**WHAT YOU WILL DO:** The answer must be an exact copy of the entries below, with no images in it.

BEGIN

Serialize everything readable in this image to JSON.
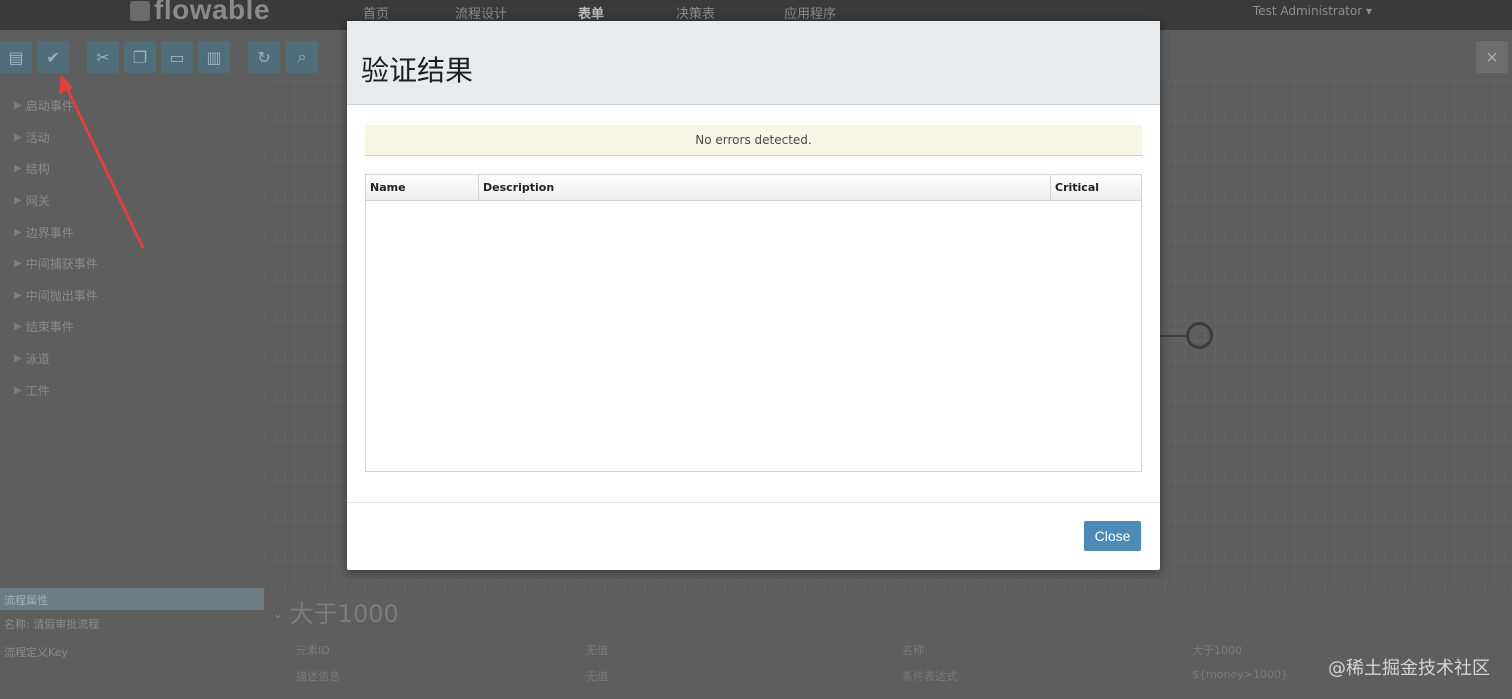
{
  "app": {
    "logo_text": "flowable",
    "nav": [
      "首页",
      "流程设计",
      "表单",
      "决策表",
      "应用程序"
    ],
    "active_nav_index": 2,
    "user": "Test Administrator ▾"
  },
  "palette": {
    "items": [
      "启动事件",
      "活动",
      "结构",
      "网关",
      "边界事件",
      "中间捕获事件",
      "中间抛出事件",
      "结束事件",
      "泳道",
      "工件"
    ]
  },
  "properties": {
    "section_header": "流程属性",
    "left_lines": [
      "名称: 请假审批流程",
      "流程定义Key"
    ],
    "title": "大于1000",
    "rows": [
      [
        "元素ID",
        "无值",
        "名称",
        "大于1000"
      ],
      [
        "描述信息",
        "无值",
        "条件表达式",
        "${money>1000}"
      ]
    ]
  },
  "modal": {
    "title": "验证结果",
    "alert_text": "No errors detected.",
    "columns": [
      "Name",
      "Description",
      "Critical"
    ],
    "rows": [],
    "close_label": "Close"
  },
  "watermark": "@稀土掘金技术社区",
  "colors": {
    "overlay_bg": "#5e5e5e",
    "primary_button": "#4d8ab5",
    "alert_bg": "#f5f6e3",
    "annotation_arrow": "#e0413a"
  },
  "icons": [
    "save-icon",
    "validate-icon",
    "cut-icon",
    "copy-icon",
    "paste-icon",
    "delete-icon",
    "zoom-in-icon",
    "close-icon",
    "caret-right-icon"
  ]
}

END

**RESPONSE BELOW:**
Serialize everything readable in this image to JSON.
{
  "app": {
    "logo_text": "flowable",
    "nav": [
      "首页",
      "流程设计",
      "表单",
      "决策表",
      "应用程序"
    ],
    "active_nav_index": 2,
    "user": "Test Administrator ▾"
  },
  "palette": {
    "items": [
      "启动事件",
      "活动",
      "结构",
      "网关",
      "边界事件",
      "中间捕获事件",
      "中间抛出事件",
      "结束事件",
      "泳道",
      "工件"
    ]
  },
  "properties": {
    "section_header": "流程属性",
    "left_lines": [
      "名称: 请假审批流程",
      "流程定义Key"
    ],
    "title": "大于1000",
    "rows": [
      [
        "元素ID",
        "无值",
        "名称",
        "大于1000"
      ],
      [
        "描述信息",
        "无值",
        "条件表达式",
        "${money>1000}"
      ]
    ]
  },
  "modal": {
    "title": "验证结果",
    "alert_text": "No errors detected.",
    "columns": [
      "Name",
      "Description",
      "Critical"
    ],
    "rows": [],
    "close_label": "Close"
  },
  "watermark": "@稀土掘金技术社区",
  "colors": {
    "overlay_bg": "#5e5e5e",
    "primary_button": "#4d8ab5",
    "alert_bg": "#f5f6e3",
    "annotation_arrow": "#e0413a"
  },
  "icons": [
    "save-icon",
    "validate-icon",
    "cut-icon",
    "copy-icon",
    "paste-icon",
    "delete-icon",
    "zoom-in-icon",
    "close-icon",
    "caret-right-icon"
  ]
}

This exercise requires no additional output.